The response of coccolithophore calcification to ocean acidification has been studied in culture experiments as well as in present and past oceans. The response, however, is different between species and strains, and for the relatively small carbonate chemistry changes observed in natural environments, a uniform response of the entire coccolithophore community has not been documented so far. Moreover, previous palaeo-studies basically focus on changes in coccolith weight due to increasing CO
2 and the resulting changes in the carbonate system, and only few studies focus on the influence of other environmental factors. In order to untangle changes in coccolithophore calcification due to environmental factors such as temperature and/or productivity from changes caused by increasing
2 and decreasing carbonate ion concentration, we here present a study on coccolith calcification from the Holocene North Atlantic Ocean. The pre-industrial Holocene, with its predominantly stable atmospheric CO
2, provides the conditions for such a comprehensive analysis. For an analysis on changes in major components of Holocene coccolithophores under natural conditions, the family Noelaerhabdaceae was selected, which constitutes the main part of the assemblage in the North Atlantic.
Records of average coccolith weights from three Holocene sediment cores along a north–south transect in the North Atlantic were analysed. During the Holocene, mean weight (and therefore calcification) of Noelaerhabdaceae ( Emiliania huxleyi and Gephyrocapsa) coccoliths decreased at the Azores (Geofar KF 16) from around 7 to 6 pg, but increased at the Rockall Plateau (ODP site 980) from around 6 to 8 pg, and at the Vøring Plateau (MD08-3192) from 7 to 10 pg. The amplitude of average weight variability is within the range of glacial–interglacial changes that were interpreted to be an effect of decreasing carbonate ion concentration.
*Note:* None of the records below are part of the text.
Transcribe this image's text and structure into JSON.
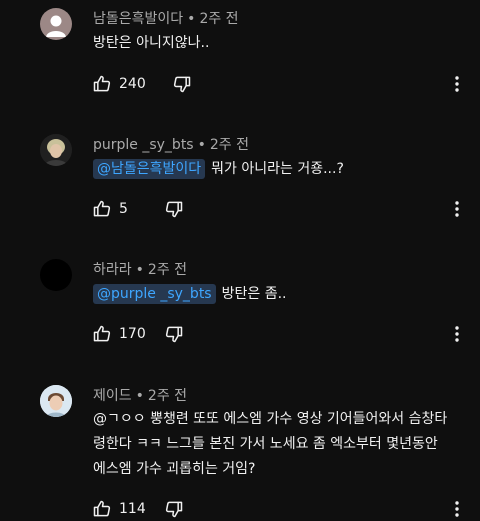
{
  "comments": [
    {
      "author": "남돌은흑발이다",
      "time": "2주 전",
      "mention": "",
      "text": "방탄은 아니지않나..",
      "likes": "240",
      "avatar_icon": "default-avatar-icon"
    },
    {
      "author": "purple _sy_bts",
      "time": "2주 전",
      "mention": "@남돌은흑발이다",
      "text": "뭐가 아니라는 거죵...?",
      "likes": "5",
      "avatar_icon": "profile-photo-avatar"
    },
    {
      "author": "하라라",
      "time": "2주 전",
      "mention": "@purple _sy_bts",
      "text": "방탄은 좀..",
      "likes": "170",
      "avatar_icon": "black-avatar"
    },
    {
      "author": "제이드",
      "time": "2주 전",
      "mention": "",
      "text": "@ㄱㅇㅇ  뿡챙련 또또 에스엠 가수 영상 기어들어와서 슴창타령한다 ㅋㅋ 느그들 본진 가서 노세요 좀 엑소부터 몇년동안 에스엠 가수 괴롭히는 거임?",
      "likes": "114",
      "avatar_icon": "profile-photo-avatar"
    }
  ],
  "colors": {
    "background": "#0f0f0f",
    "mention_text": "#3ea6ff",
    "mention_bg": "#263850",
    "secondary_text": "#aaaaaa"
  },
  "separator": "•"
}
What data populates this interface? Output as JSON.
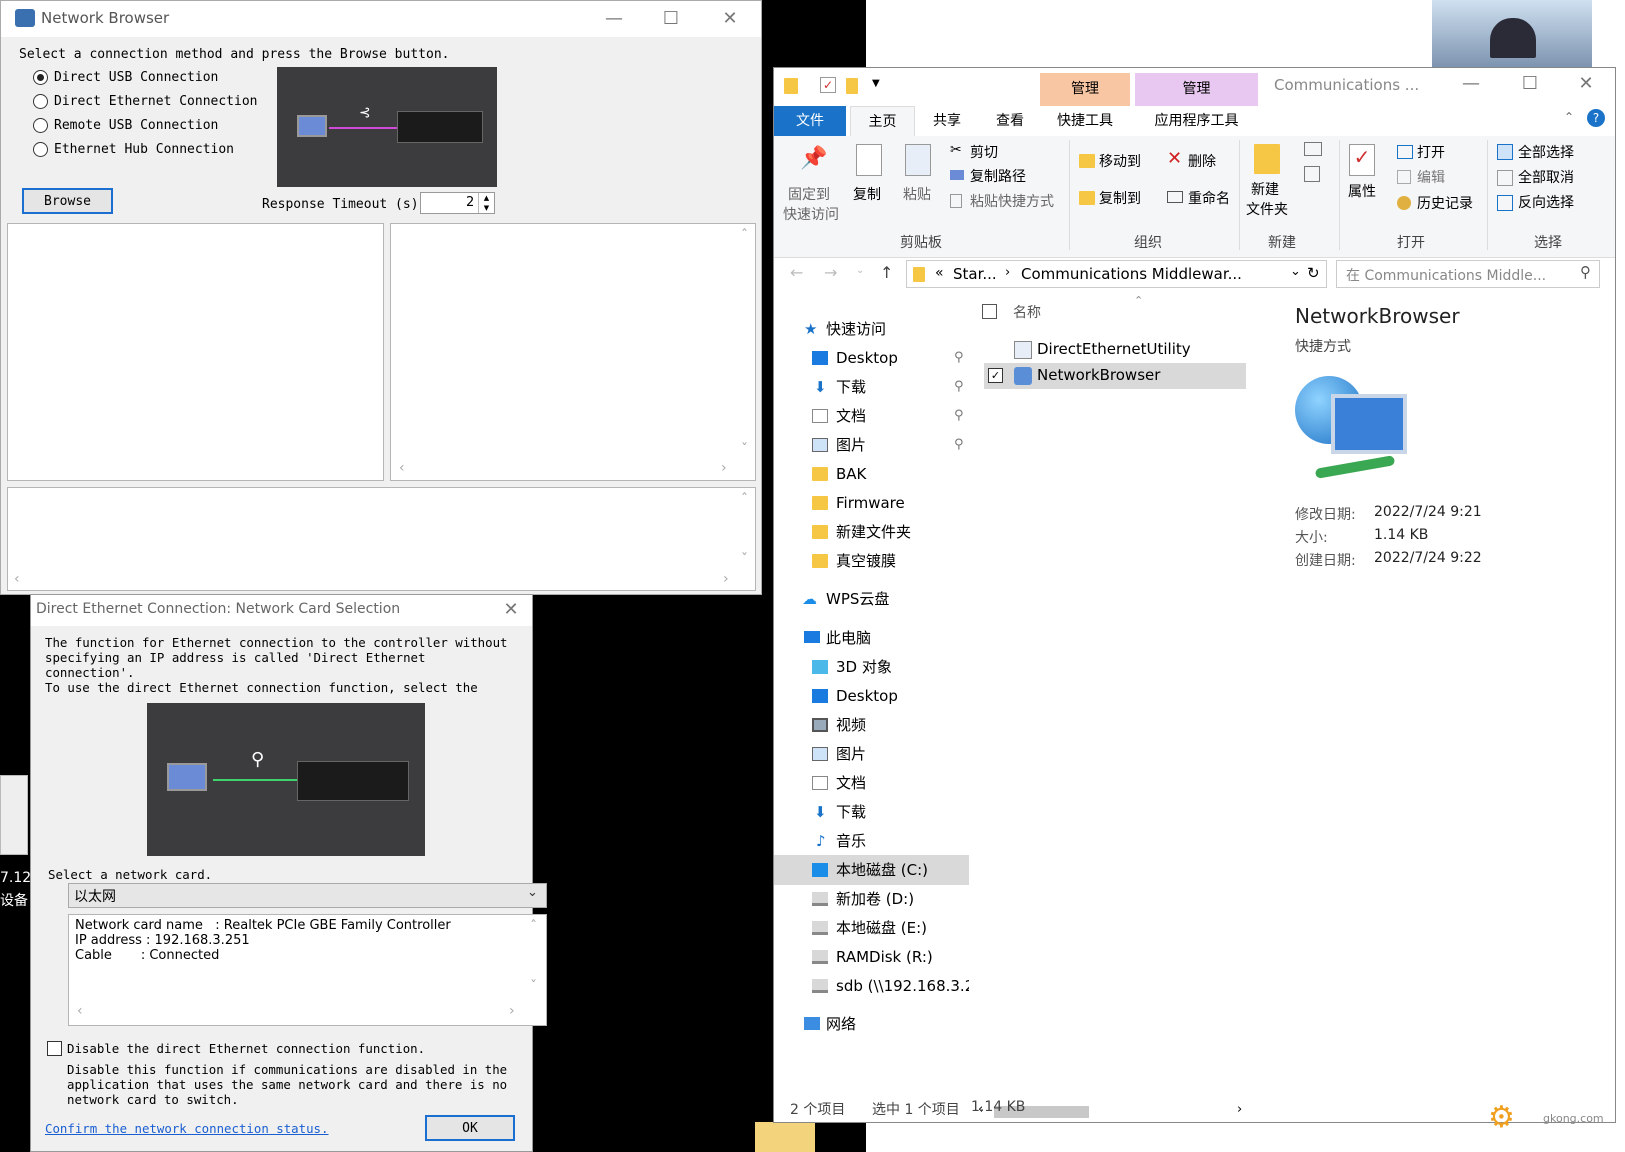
{
  "network_browser": {
    "title": "Network Browser",
    "instruction": "Select a connection method and press the Browse button.",
    "options": [
      "Direct USB Connection",
      "Direct Ethernet Connection",
      "Remote USB Connection",
      "Ethernet Hub Connection"
    ],
    "selected_index": 0,
    "browse_label": "Browse",
    "timeout_label": "Response Timeout (s)",
    "timeout_value": "2"
  },
  "netcard_dialog": {
    "title": "Direct Ethernet Connection: Network Card Selection",
    "desc_line1": "The function for Ethernet connection to the controller without",
    "desc_line2": "specifying an IP address is called 'Direct Ethernet",
    "desc_line3": "connection'.",
    "desc_line4": "To use the direct Ethernet connection function, select the",
    "select_label": "Select a network card.",
    "selected_card": "以太网",
    "info_line1": "Network card name   : Realtek PCIe GBE Family Controller",
    "info_line2": "IP address : 192.168.3.251",
    "info_line3": "Cable       : Connected",
    "disable_label": "Disable the direct Ethernet connection function.",
    "note_line1": "Disable this function if communications are disabled in the",
    "note_line2": "application that uses the same network card and there is no",
    "note_line3": "network card to switch.",
    "confirm_link": "Confirm the network connection status.",
    "ok_label": "OK"
  },
  "explorer": {
    "title": "Communications ...",
    "ctx_tab1": "管理",
    "ctx_tab2": "管理",
    "tabs": {
      "file": "文件",
      "home": "主页",
      "share": "共享",
      "view": "查看",
      "shortcut_tools": "快捷工具",
      "app_tools": "应用程序工具"
    },
    "ribbon": {
      "pin": "固定到",
      "pin2": "快速访问",
      "copy": "复制",
      "paste": "粘贴",
      "cut": "剪切",
      "copy_path": "复制路径",
      "paste_shortcut": "粘贴快捷方式",
      "move_to": "移动到",
      "copy_to": "复制到",
      "delete": "删除",
      "rename": "重命名",
      "new_folder": "新建",
      "new_folder2": "文件夹",
      "properties": "属性",
      "open": "打开",
      "edit": "编辑",
      "history": "历史记录",
      "select_all": "全部选择",
      "select_none": "全部取消",
      "invert": "反向选择",
      "grp_clipboard": "剪贴板",
      "grp_organize": "组织",
      "grp_new": "新建",
      "grp_open": "打开",
      "grp_select": "选择"
    },
    "address": {
      "part1": "Star...",
      "part2": "Communications Middlewar..."
    },
    "search_placeholder": "在 Communications Middle...",
    "nav": {
      "quick": "快速访问",
      "desktop": "Desktop",
      "downloads": "下载",
      "docs": "文档",
      "pics": "图片",
      "bak": "BAK",
      "firmware": "Firmware",
      "newfolder": "新建文件夹",
      "vacuum": "真空镀膜",
      "wps": "WPS云盘",
      "pc": "此电脑",
      "obj3d": "3D 对象",
      "desktop2": "Desktop",
      "videos": "视频",
      "pics2": "图片",
      "docs2": "文档",
      "downloads2": "下载",
      "music": "音乐",
      "c": "本地磁盘 (C:)",
      "d": "新加卷 (D:)",
      "e": "本地磁盘 (E:)",
      "r": "RAMDisk (R:)",
      "sdb": "sdb (\\\\192.168.3.2",
      "network": "网络"
    },
    "col_name": "名称",
    "files": [
      "DirectEthernetUtility",
      "NetworkBrowser"
    ],
    "details": {
      "name": "NetworkBrowser",
      "type": "快捷方式",
      "modified_label": "修改日期:",
      "modified": "2022/7/24 9:21",
      "size_label": "大小:",
      "size": "1.14 KB",
      "created_label": "创建日期:",
      "created": "2022/7/24 9:22"
    },
    "status": {
      "count": "2 个项目",
      "selected": "选中 1 个项目",
      "size": "1.14 KB"
    }
  },
  "desktop": {
    "frag1": "7.12",
    "frag2": "设备",
    "watermark": "gkong.com"
  }
}
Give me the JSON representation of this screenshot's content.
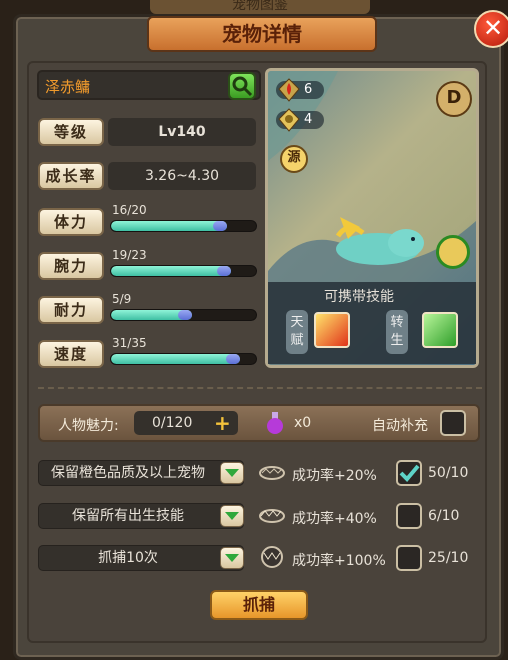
{
  "header": {
    "top_title": "宠物图鉴",
    "title": "宠物详情"
  },
  "pet": {
    "name": "泽赤鳙",
    "level_label": "等级",
    "level_value": "Lv140",
    "growth_label": "成长率",
    "growth_value": "3.26~4.30",
    "stats": [
      {
        "label": "体力",
        "text": "16/20",
        "fill": 0.8
      },
      {
        "label": "腕力",
        "text": "19/23",
        "fill": 0.83
      },
      {
        "label": "耐力",
        "text": "5/9",
        "fill": 0.56
      },
      {
        "label": "速度",
        "text": "31/35",
        "fill": 0.89
      }
    ]
  },
  "portrait": {
    "stat1": "6",
    "stat2": "4",
    "source_icon": "源",
    "skills_title": "可携带技能",
    "talent_label": "天赋",
    "rebirth_label": "转生"
  },
  "charm": {
    "label": "人物魅力:",
    "value": "0/120",
    "potion_count": "x0",
    "auto_label": "自动补充"
  },
  "options": [
    {
      "select": "保留橙色品质及以上宠物",
      "rate": "成功率+20%",
      "checked": true,
      "count": "50/10"
    },
    {
      "select": "保留所有出生技能",
      "rate": "成功率+40%",
      "checked": false,
      "count": "6/10"
    },
    {
      "select": "抓捕10次",
      "rate": "成功率+100%",
      "checked": false,
      "count": "25/10"
    }
  ],
  "capture_button": "抓捕",
  "colors": {
    "accent_orange": "#e7962a",
    "bar_green": "#3fbfa3",
    "bar_blue": "#5b6fd6"
  }
}
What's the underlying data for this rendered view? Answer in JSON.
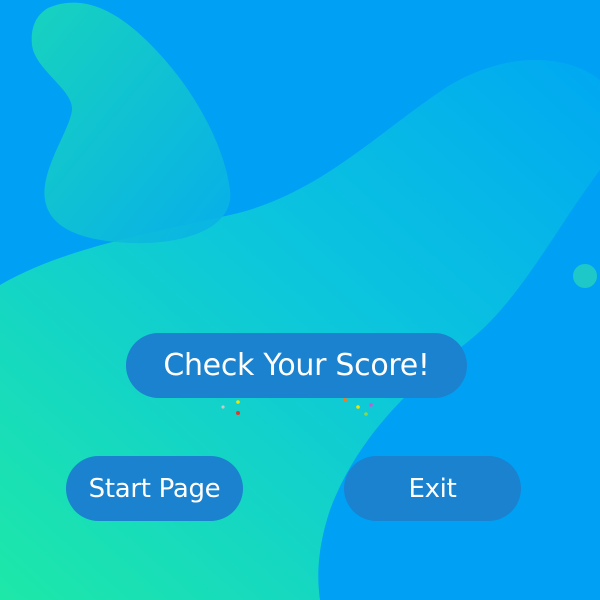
{
  "buttons": {
    "check_score": "Check Your Score!",
    "start_page": "Start Page",
    "exit": "Exit"
  },
  "colors": {
    "background": "#00a0f5",
    "button": "#1a82cf",
    "blob_green": "#1ee8a8",
    "text": "#ffffff"
  },
  "icons": {
    "confetti_left": "confetti-sparkles",
    "confetti_right": "confetti-sparkles"
  }
}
By comparison with SEM assemblage counts, we show that weight changes are not only partly due to variations in the coccolithophore assemblage but also an effect of a change in calcification and/or morphotype variability within single species. Our results indicate that there is no single key factor responsible for the observed changes in coccolith weight. A major increase in coccolith weight occurs during a slight decrease in carbonate ion concentration in the late Holocene at the Rockall Plateau and Vøring Plateau. Here, more favourable productivity conditions apparently lead to an increase in coccolith weight, either due to the capability of coccolithophore species, especially E. huxleyi, to adapt to decreasing carbonate ion concentration or due to a shift towards heavier calcifying morphotypes.